EXERCISE REQUIREMENTS —
Your task is to copy each line of the listing that contains the word "time".

BEGIN

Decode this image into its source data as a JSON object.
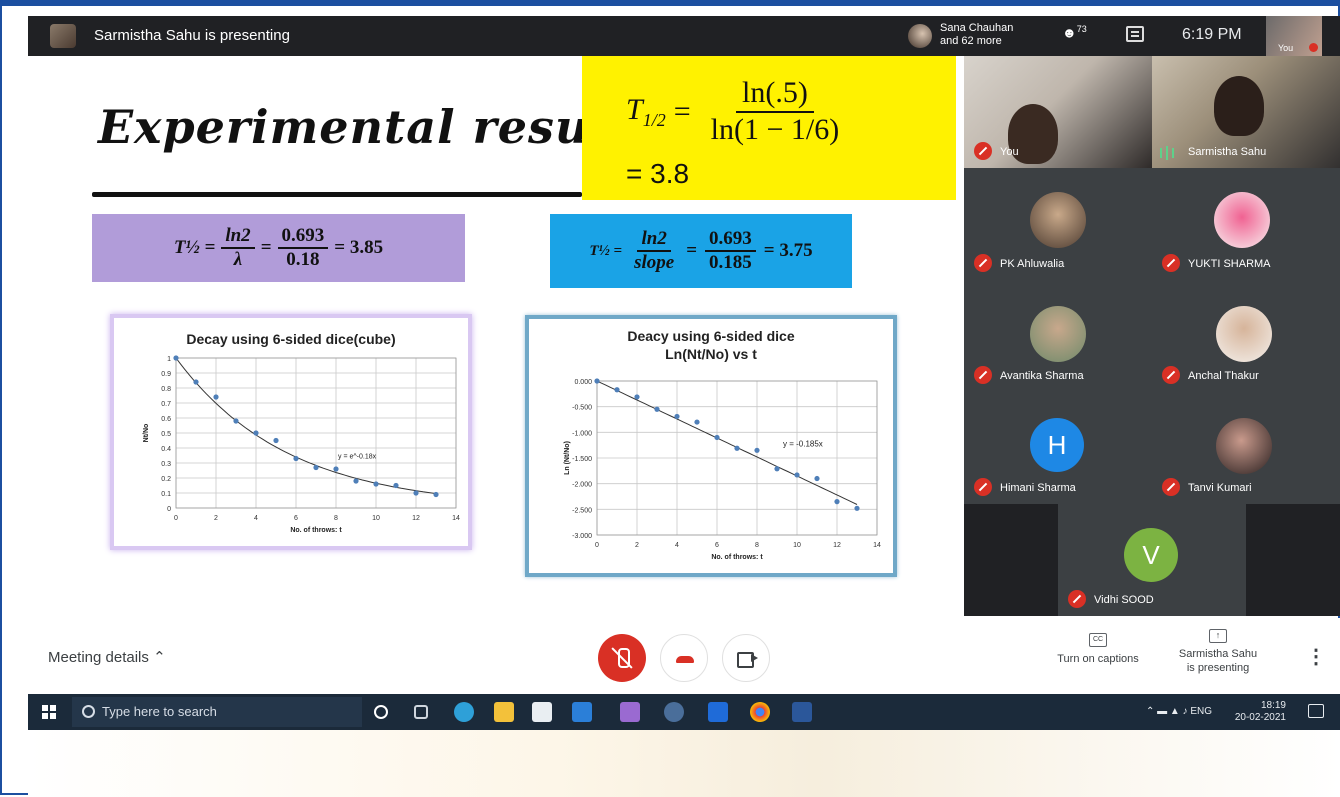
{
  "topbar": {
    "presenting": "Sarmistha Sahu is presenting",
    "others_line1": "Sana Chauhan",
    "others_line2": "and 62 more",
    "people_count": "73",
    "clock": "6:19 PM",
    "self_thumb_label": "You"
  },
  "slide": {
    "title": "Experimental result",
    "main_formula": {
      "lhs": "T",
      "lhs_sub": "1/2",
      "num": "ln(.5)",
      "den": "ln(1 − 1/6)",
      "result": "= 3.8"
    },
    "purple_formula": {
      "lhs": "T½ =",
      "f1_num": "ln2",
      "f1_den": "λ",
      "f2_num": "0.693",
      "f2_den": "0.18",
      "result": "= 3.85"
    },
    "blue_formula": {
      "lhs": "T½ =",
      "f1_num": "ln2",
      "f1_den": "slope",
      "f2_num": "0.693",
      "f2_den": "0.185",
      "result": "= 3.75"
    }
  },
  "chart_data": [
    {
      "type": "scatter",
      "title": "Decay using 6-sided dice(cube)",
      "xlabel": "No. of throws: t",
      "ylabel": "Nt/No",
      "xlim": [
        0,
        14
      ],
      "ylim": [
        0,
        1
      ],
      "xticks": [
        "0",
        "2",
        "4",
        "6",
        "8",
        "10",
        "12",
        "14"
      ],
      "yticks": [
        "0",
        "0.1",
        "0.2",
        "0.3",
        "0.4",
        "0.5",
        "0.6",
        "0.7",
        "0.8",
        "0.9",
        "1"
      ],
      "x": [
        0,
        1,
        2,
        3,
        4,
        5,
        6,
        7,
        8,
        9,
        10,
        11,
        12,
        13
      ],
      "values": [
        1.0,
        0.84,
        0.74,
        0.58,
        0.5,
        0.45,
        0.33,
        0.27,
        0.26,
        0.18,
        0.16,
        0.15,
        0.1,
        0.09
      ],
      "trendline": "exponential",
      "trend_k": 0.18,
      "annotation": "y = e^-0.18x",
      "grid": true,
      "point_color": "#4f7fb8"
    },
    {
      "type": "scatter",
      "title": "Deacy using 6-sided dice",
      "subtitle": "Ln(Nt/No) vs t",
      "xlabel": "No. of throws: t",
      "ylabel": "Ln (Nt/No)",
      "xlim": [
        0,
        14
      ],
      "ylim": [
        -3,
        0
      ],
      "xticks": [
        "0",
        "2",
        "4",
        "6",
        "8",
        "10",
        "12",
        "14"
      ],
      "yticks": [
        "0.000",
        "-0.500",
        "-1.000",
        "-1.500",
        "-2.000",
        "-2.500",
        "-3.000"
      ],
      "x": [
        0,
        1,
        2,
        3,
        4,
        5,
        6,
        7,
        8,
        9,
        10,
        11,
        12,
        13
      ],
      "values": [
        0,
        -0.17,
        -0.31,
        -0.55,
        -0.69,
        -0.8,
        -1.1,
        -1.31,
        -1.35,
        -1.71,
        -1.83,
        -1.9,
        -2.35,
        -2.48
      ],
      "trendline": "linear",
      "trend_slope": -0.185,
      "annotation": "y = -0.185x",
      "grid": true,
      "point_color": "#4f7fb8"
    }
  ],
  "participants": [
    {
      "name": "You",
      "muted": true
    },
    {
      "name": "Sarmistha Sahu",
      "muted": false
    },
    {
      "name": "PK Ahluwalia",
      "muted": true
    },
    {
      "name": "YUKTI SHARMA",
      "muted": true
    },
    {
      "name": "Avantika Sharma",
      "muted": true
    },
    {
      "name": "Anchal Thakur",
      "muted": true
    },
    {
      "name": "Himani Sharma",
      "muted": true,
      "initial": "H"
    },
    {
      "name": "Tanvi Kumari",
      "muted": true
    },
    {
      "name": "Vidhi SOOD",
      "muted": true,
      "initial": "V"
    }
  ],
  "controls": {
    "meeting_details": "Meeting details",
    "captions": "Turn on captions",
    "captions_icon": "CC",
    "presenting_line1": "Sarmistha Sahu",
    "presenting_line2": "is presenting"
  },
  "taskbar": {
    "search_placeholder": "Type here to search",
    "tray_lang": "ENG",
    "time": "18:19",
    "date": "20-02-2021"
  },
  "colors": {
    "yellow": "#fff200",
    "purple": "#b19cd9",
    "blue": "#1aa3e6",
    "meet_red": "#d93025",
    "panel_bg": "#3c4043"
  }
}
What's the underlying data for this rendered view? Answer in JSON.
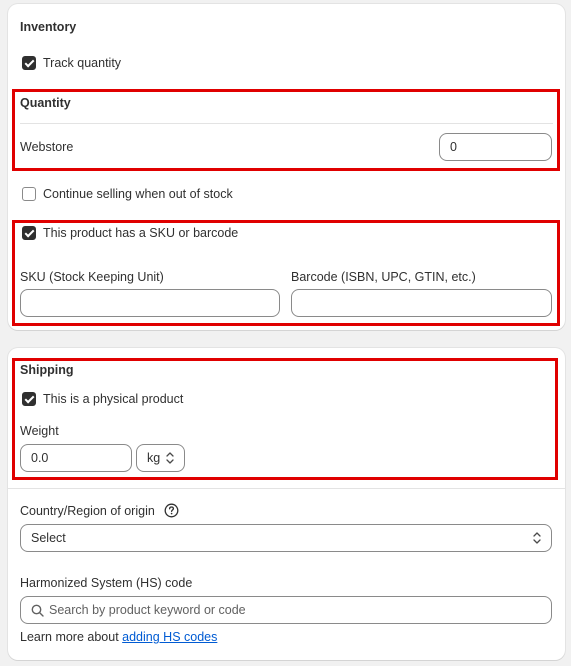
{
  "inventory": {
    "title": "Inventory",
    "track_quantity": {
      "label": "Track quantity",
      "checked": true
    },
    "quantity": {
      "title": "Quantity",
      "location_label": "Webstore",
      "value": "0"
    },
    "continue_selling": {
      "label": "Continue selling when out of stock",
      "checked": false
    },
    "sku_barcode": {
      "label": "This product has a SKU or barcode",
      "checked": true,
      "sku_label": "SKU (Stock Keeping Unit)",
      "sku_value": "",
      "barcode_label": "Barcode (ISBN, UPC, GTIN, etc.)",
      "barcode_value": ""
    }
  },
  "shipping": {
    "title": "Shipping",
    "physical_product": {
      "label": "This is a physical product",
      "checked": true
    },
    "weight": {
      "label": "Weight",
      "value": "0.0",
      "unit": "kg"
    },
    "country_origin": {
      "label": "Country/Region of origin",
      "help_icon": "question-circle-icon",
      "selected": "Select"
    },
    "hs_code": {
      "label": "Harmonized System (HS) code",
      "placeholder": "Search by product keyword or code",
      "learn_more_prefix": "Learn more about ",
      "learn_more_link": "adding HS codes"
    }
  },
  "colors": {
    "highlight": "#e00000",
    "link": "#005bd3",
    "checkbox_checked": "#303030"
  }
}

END
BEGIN

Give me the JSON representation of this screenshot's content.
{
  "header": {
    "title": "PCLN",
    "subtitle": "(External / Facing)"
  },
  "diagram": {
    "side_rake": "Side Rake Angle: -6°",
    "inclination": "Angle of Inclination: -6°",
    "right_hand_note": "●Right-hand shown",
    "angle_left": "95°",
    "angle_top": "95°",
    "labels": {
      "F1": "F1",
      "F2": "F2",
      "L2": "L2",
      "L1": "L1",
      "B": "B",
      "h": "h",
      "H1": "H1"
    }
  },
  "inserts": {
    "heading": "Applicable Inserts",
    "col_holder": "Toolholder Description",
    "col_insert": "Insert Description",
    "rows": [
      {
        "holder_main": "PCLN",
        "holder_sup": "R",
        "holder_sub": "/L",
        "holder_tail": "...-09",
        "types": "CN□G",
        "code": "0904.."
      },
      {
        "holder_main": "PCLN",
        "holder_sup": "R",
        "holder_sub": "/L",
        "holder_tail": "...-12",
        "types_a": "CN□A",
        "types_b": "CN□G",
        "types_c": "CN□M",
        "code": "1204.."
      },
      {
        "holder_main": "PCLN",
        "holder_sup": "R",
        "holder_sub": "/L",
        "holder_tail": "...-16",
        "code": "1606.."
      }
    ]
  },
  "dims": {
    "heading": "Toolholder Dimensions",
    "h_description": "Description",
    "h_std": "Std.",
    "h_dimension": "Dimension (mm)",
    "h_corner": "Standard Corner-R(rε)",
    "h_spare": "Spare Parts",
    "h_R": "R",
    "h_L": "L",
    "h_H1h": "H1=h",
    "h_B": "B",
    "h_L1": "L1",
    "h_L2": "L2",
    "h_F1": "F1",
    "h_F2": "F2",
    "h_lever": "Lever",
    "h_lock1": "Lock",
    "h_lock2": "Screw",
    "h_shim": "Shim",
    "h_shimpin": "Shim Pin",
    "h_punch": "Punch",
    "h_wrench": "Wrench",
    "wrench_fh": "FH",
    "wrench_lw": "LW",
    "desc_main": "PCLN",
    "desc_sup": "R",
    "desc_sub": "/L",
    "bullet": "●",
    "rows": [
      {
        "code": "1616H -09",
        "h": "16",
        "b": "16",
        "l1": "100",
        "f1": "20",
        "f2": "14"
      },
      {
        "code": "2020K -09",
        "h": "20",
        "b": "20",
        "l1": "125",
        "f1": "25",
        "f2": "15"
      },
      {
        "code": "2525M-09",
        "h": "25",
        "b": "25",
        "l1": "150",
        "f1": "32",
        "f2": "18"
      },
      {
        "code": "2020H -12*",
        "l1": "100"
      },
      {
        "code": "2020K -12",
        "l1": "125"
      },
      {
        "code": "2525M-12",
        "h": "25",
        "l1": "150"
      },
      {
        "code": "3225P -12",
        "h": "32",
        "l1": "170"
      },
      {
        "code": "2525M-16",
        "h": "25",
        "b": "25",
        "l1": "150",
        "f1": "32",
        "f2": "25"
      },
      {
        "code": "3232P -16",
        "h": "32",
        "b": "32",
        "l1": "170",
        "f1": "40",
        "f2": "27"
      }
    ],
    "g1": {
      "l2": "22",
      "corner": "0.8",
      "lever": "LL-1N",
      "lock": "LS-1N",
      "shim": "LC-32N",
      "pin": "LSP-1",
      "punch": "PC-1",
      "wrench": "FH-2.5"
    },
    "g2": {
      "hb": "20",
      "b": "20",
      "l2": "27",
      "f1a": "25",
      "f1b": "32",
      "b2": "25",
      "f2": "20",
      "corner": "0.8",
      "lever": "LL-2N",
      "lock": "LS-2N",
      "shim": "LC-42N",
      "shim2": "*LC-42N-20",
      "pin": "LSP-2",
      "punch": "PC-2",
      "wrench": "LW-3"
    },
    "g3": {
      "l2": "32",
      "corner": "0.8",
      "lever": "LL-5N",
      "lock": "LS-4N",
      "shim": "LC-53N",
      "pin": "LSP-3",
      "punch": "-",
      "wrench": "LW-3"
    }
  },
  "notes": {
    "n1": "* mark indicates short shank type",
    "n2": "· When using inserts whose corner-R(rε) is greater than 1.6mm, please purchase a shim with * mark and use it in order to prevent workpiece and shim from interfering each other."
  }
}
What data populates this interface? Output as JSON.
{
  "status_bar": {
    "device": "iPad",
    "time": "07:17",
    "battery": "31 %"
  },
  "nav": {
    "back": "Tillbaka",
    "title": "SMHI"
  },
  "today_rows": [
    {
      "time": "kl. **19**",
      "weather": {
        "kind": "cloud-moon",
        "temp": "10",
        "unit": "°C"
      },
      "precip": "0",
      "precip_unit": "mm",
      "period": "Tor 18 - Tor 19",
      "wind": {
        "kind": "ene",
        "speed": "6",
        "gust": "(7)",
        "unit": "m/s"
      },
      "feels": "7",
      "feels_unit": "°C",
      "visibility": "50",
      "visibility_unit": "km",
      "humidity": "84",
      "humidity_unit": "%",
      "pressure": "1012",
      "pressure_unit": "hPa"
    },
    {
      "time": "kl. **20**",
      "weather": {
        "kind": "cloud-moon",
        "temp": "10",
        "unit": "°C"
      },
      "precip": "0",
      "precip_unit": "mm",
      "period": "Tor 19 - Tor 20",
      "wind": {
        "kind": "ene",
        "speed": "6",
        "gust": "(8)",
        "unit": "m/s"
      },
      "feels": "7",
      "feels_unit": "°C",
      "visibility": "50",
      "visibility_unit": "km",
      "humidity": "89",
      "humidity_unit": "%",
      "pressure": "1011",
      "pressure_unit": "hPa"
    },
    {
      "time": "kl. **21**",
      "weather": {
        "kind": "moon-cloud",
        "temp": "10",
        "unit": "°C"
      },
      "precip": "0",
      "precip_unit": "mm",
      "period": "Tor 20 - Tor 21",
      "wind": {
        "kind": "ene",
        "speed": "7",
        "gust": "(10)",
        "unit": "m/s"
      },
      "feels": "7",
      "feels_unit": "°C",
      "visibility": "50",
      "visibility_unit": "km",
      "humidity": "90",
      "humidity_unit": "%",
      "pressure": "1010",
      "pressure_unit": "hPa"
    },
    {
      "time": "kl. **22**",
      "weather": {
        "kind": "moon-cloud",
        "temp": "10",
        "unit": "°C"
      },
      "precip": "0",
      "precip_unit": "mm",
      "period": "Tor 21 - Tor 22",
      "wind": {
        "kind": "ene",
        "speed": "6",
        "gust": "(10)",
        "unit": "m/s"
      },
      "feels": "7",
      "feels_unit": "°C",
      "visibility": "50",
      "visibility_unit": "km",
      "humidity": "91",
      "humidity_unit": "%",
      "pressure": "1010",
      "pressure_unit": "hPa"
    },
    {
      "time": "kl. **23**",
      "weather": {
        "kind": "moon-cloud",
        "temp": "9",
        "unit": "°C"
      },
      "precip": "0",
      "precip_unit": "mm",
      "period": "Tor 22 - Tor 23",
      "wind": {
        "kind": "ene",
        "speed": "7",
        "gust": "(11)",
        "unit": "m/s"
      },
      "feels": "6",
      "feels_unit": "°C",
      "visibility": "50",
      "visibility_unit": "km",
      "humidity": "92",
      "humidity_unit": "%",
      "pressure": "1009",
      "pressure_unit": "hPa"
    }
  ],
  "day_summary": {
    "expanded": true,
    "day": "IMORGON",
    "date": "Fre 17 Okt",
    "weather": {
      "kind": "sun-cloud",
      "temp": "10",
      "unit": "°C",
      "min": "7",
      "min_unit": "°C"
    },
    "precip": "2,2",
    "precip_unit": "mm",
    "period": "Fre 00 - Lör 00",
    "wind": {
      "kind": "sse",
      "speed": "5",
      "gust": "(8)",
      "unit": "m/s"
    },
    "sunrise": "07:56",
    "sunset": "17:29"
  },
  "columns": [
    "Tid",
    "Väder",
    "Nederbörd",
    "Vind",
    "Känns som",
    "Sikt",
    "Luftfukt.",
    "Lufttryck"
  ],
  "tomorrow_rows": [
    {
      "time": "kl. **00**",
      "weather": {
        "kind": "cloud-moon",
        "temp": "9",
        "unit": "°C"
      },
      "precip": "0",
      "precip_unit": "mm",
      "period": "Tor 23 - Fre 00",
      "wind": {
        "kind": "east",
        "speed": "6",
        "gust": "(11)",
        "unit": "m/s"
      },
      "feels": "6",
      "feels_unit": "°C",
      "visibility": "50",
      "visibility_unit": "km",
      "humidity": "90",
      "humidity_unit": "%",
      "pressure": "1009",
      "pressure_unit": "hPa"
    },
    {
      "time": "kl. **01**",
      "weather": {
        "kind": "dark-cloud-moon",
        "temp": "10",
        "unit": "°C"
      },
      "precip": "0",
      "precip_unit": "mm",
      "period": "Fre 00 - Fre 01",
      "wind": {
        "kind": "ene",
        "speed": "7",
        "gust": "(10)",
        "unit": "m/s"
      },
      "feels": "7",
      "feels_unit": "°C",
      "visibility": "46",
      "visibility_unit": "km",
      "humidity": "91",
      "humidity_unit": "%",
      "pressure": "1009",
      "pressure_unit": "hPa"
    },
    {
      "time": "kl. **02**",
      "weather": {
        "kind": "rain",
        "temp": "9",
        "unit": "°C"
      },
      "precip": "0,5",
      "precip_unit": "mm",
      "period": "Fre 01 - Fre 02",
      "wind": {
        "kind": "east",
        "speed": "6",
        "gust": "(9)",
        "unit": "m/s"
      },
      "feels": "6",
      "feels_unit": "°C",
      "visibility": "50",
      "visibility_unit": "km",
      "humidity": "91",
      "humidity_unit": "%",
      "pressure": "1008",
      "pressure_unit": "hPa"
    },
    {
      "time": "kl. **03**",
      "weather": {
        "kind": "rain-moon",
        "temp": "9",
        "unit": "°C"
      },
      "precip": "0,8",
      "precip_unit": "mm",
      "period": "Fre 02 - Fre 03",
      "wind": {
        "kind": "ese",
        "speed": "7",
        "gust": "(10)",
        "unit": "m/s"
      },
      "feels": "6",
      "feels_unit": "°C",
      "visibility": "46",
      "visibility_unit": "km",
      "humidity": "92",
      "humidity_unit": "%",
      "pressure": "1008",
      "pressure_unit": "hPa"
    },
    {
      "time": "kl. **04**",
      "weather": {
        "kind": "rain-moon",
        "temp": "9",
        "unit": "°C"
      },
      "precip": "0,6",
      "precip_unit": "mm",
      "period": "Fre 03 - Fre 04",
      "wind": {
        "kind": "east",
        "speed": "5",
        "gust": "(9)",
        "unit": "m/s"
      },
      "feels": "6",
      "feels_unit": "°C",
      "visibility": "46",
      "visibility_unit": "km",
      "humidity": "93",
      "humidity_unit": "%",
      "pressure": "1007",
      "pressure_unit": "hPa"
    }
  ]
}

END
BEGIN

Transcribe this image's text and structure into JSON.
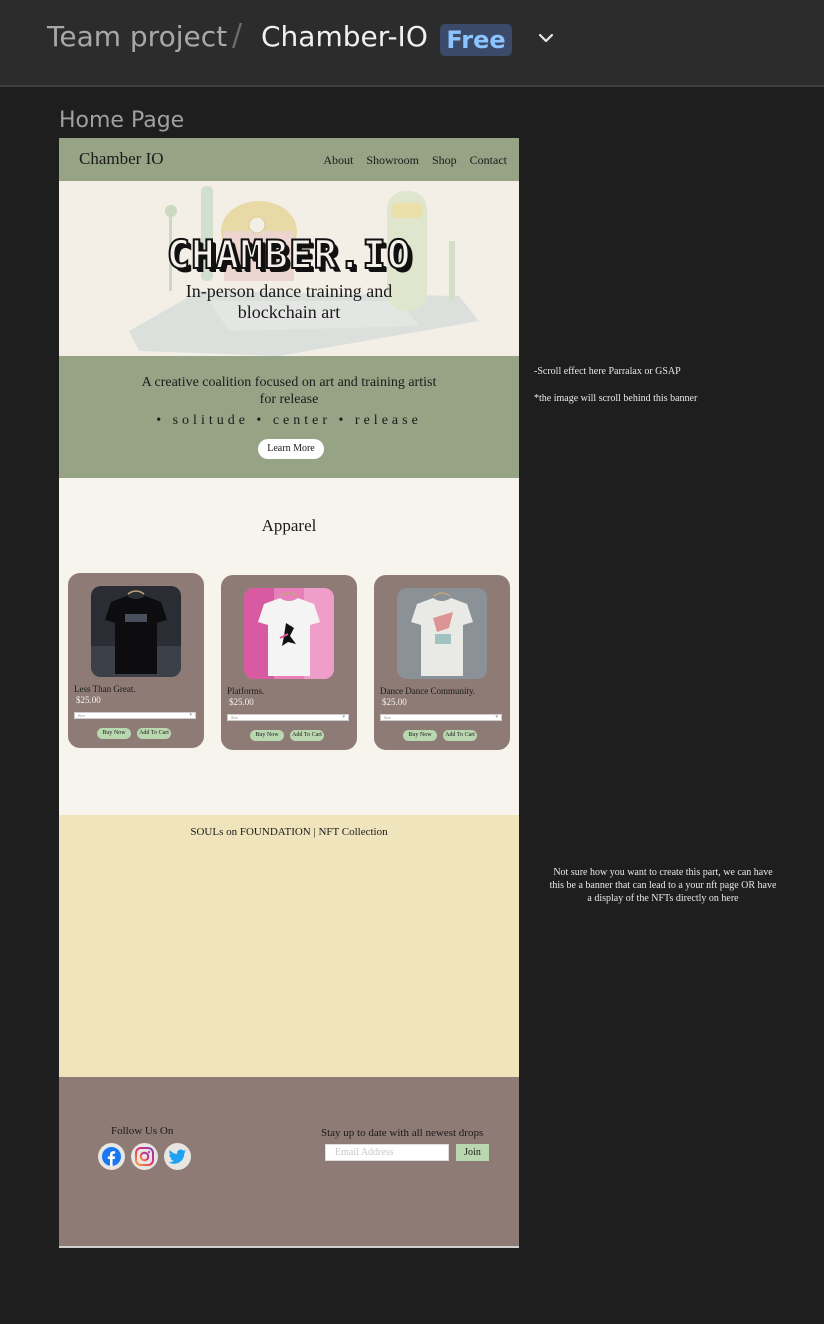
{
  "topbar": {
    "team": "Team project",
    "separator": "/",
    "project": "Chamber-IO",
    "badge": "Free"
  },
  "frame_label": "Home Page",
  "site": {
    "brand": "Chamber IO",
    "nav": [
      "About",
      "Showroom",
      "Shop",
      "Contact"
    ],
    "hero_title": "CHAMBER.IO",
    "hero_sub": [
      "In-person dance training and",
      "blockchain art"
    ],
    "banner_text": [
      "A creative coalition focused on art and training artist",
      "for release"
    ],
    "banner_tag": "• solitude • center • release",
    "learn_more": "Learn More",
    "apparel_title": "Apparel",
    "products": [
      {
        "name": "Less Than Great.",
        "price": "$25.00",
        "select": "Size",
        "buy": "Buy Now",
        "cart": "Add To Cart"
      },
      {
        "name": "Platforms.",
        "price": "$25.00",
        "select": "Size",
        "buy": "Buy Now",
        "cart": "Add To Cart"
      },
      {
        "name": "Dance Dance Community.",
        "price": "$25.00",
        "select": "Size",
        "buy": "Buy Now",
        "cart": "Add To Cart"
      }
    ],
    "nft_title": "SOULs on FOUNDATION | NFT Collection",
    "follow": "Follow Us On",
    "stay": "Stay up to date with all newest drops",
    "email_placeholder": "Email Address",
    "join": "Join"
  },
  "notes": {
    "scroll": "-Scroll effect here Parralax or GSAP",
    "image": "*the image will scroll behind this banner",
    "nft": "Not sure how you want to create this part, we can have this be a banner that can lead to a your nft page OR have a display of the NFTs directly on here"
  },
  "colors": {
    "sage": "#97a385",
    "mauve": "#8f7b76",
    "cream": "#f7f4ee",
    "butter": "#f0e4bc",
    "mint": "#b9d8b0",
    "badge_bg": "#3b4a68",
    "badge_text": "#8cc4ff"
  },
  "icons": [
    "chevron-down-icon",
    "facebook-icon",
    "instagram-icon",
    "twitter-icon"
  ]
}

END

RESULT —
    "time": "18:19",
    "time": "07:17",
      "time": "kl. **19**",
      "time": "kl. **20**",
      "time": "kl. **21**",
      "time": "kl. **22**",
      "time": "kl. **23**",
      "time": "kl. **00**",
      "time": "kl. **01**",
      "time": "kl. **02**",
      "time": "kl. **03**",
      "time": "kl. **04**",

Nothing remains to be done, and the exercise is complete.